A young italian activist, left to document stories of gastronomic resilience, visits ancient cultures in Latin America to learn how to stop the spread of agricultural destruction. The young traveler will travel lands of dizzying borders, where contemporary civilizations laps forgotten traditional ones, that it imbues itself with places and destinies left on the edge of the “Global society”. The film is supported by Slow Food, Helen Mirren and Taylor Hackford

  • Runtime: 7 minutes 7 seconds
  • Project Title: Heart Wood
  • Category: Documentary Feature Films
  • Project type: Documentary
  • Genres: Enviromental
  • Completion Date: November 29, 2019
  • Country of Origin: Italy
  • Country of Filming: Brazil, Colombia, Italy
  • Language: Keine Angabe
  • Aspect Ratio: 2 : 1
  • Film Color: Color

Director Biography - STEFANO PETRONI

Originally from Puglia in Southern Italy, Stefano Petroni studied filmmaking in New York and the UK, working on a number of independent projects. In 2016, Petroni and his brother Agostino decided to travel to Latin America to spend time living in rural indigenous communities to learn their techniques for preserving agricultural traditions while adapting to a changing world. Their experience is chronicled in Present Past (Memoria Nueva), Petroni’s first feature length film that documents the dying art of traditional agriculture and the efforts of people in communities around the world to save their past.

Director Satement

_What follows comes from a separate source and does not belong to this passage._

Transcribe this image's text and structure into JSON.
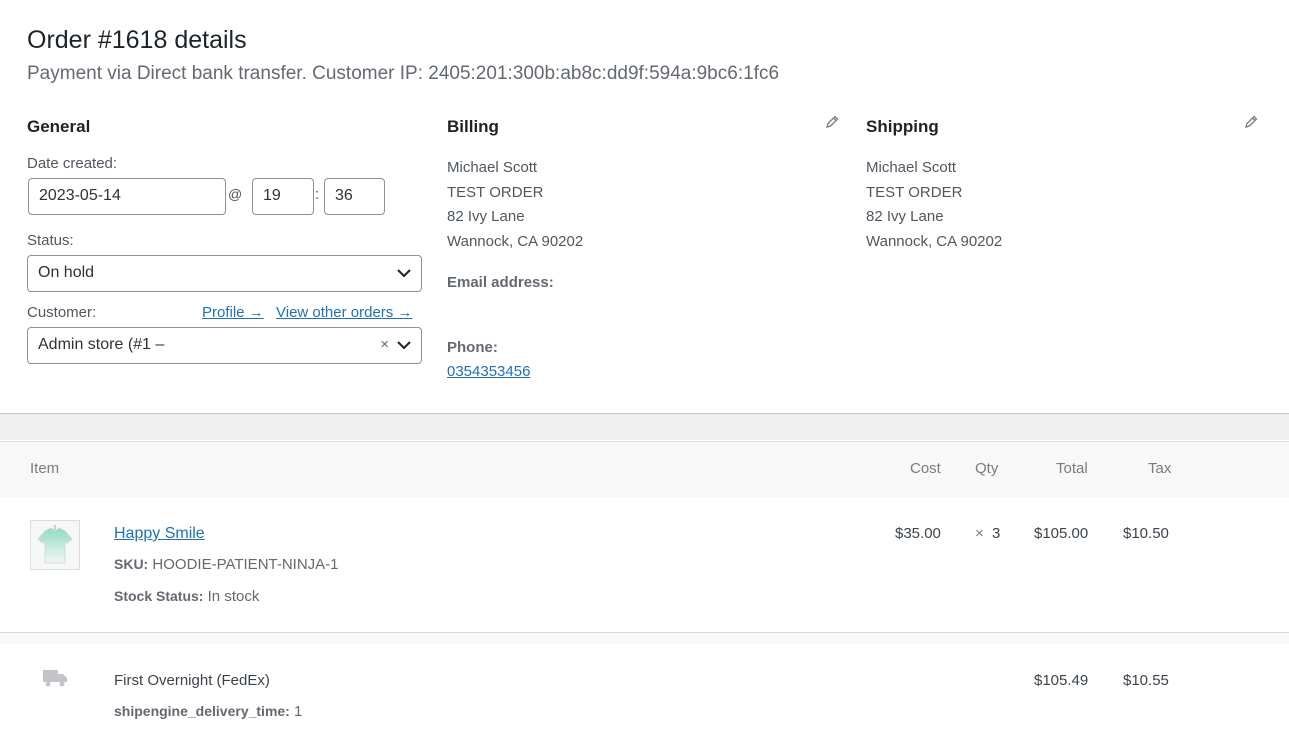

Heart Wood is a documentary born from Agostino’s thesis. As a final project for the University of Gastronomic Sciences, Agostino decides to follow the gastronomic resilience of three indigenous peoples in Colombia, Mexico and Brazil. Agostino offers me to document this research together with a Dutch (economist) and two Americans (a film-maker and a musician). Thanks to crowdfunding, we buy equipment and airline tickets to leave for Latin America. The peoples who hosted us have given us, in addition to their life stories, a different approach to look at the problems of our times. Climate change, deforestation, loss of identity are no longer a distant object, but tangible effects of globalization. When we returned to Puglia we realized that our trip was not over. We realized that Xylella fastidiosa, a bacterium we didn’t care about before, was destroying the Apulian olive trees. The indigenous communities have taught us to be indigenous to our land, and therefore our journey outwards becomes an internal journey, in our culture, to save the monumental Apulian olive trees.